Captain William Bell had his fair share of shipwrecks to cope with during his time as Port Captain at Durban.
The 1860s were particularly busy, as the volume of sail visiting the port increased and the difficulties of the harbour entrance, with varying depths of water over the Bar, had yet to be overcome. This was also the decade which saw the beginning of immigration of Indian labour, with ships sailing from Madras and other Indian ports to Natal carrying large numbers of migrants.
Each shipwreck which occurred in the environs of the port would be the subject of an enquiry by the Harbour Board and the findings published in the local press. Bell and George Cato as well as the Lieutenant Governor and the Surveyor General sat on this Board and were closely involved in the harbour works proposed by John Milne, Harbour Engineer.
The Earl of Hardwicke was a British wooden ship of 903 tons commanded by Captain Maddison. She was wrecked on the Back Beach at Durban on 26 Sept 1863 during a north east gale after a voyage from Madras with a cargo of Indian Immigrants. Fortunately no lives were lost. [Natal Mercury 4 December 1863]
There had been a similar incident on 3 January 1861 when the Lord George Bentinck another British barque of 592 tons, commanded by Captain George Case, was wrecked on the Back Beach in a north-easterly wind. She was carrying Indian immigrants and had sailed from Madras. [Natal Mercury 10 January 1861]
The Adelaide was wrecked during a strong easterly gale on 8 Feb 1866. This ship was also carrying Indian immigrants.

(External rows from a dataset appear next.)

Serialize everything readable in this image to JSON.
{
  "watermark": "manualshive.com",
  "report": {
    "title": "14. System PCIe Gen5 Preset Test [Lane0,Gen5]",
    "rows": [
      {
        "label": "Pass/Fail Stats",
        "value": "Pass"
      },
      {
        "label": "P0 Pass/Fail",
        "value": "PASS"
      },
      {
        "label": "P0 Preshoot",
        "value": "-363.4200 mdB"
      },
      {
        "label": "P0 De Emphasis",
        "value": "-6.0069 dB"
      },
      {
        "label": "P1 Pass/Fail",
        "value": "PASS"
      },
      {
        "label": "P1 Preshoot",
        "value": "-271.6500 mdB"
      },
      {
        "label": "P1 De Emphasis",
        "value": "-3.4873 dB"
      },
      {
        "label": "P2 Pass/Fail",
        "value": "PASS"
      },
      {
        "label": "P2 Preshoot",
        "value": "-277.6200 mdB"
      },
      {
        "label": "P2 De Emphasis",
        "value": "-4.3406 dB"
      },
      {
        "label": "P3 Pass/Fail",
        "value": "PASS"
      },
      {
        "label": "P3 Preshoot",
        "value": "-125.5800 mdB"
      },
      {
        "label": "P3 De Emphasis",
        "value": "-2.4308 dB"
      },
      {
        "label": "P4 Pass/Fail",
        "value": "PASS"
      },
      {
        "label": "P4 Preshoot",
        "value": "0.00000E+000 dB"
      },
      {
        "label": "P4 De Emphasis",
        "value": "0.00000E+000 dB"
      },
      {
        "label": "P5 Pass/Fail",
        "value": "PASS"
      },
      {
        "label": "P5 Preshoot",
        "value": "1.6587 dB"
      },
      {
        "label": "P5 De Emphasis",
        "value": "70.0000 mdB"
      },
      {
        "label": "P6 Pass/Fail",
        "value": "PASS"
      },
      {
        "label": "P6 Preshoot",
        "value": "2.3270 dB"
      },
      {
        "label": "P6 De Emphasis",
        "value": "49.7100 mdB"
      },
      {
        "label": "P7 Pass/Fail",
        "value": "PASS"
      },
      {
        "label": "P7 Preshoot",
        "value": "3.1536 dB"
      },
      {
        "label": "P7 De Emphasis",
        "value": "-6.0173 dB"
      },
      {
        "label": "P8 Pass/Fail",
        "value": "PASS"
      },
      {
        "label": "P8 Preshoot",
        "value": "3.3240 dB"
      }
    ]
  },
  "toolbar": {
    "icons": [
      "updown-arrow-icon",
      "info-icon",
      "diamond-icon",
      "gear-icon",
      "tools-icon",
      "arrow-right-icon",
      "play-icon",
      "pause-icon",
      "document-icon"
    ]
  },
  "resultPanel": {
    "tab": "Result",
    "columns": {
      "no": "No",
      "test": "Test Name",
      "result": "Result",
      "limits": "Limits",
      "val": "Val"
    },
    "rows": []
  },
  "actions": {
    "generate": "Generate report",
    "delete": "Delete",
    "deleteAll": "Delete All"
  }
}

Several men were drowned in the incident.
[Natal Mercury 8 February 1866]
|Scrimshaw: Sailing vessel on whale ivory.|